Website and app data records:
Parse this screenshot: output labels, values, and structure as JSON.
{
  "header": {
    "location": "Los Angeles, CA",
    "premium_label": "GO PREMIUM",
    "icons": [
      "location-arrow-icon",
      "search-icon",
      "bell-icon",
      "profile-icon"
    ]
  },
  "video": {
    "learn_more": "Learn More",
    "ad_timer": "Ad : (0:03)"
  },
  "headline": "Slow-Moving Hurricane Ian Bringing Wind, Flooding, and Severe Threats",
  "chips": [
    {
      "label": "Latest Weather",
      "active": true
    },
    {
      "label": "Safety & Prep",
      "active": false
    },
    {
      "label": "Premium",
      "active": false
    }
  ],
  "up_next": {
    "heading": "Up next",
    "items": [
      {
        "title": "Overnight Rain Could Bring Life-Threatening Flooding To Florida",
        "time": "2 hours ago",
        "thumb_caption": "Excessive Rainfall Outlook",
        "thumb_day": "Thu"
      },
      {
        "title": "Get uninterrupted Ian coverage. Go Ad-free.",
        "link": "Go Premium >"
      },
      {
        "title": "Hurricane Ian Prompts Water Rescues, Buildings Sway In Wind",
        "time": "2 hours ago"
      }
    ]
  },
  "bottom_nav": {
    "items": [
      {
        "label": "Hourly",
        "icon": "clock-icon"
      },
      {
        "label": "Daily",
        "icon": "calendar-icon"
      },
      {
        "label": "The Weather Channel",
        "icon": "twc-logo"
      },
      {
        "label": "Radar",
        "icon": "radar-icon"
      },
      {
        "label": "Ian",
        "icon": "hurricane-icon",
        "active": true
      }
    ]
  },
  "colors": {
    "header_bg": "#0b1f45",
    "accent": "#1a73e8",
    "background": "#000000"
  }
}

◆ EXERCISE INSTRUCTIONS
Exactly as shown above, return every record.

◆ SOLUTION TO THIS PROBLEM
Parse this screenshot: output labels, values, and structure as JSON.
{
  "header": {
    "location": "Los Angeles, CA",
    "premium_label": "GO PREMIUM",
    "icons": [
      "location-arrow-icon",
      "search-icon",
      "bell-icon",
      "profile-icon"
    ]
  },
  "video": {
    "learn_more": "Learn More",
    "ad_timer": "Ad : (0:03)"
  },
  "headline": "Slow-Moving Hurricane Ian Bringing Wind, Flooding, and Severe Threats",
  "chips": [
    {
      "label": "Latest Weather",
      "active": true
    },
    {
      "label": "Safety & Prep",
      "active": false
    },
    {
      "label": "Premium",
      "active": false
    }
  ],
  "up_next": {
    "heading": "Up next",
    "items": [
      {
        "title": "Overnight Rain Could Bring Life-Threatening Flooding To Florida",
        "time": "2 hours ago",
        "thumb_caption": "Excessive Rainfall Outlook",
        "thumb_day": "Thu"
      },
      {
        "title": "Get uninterrupted Ian coverage. Go Ad-free.",
        "link": "Go Premium >"
      },
      {
        "title": "Hurricane Ian Prompts Water Rescues, Buildings Sway In Wind",
        "time": "2 hours ago"
      }
    ]
  },
  "bottom_nav": {
    "items": [
      {
        "label": "Hourly",
        "icon": "clock-icon"
      },
      {
        "label": "Daily",
        "icon": "calendar-icon"
      },
      {
        "label": "The Weather Channel",
        "icon": "twc-logo"
      },
      {
        "label": "Radar",
        "icon": "radar-icon"
      },
      {
        "label": "Ian",
        "icon": "hurricane-icon",
        "active": true
      }
    ]
  },
  "colors": {
    "header_bg": "#0b1f45",
    "accent": "#1a73e8",
    "background": "#000000"
  }
}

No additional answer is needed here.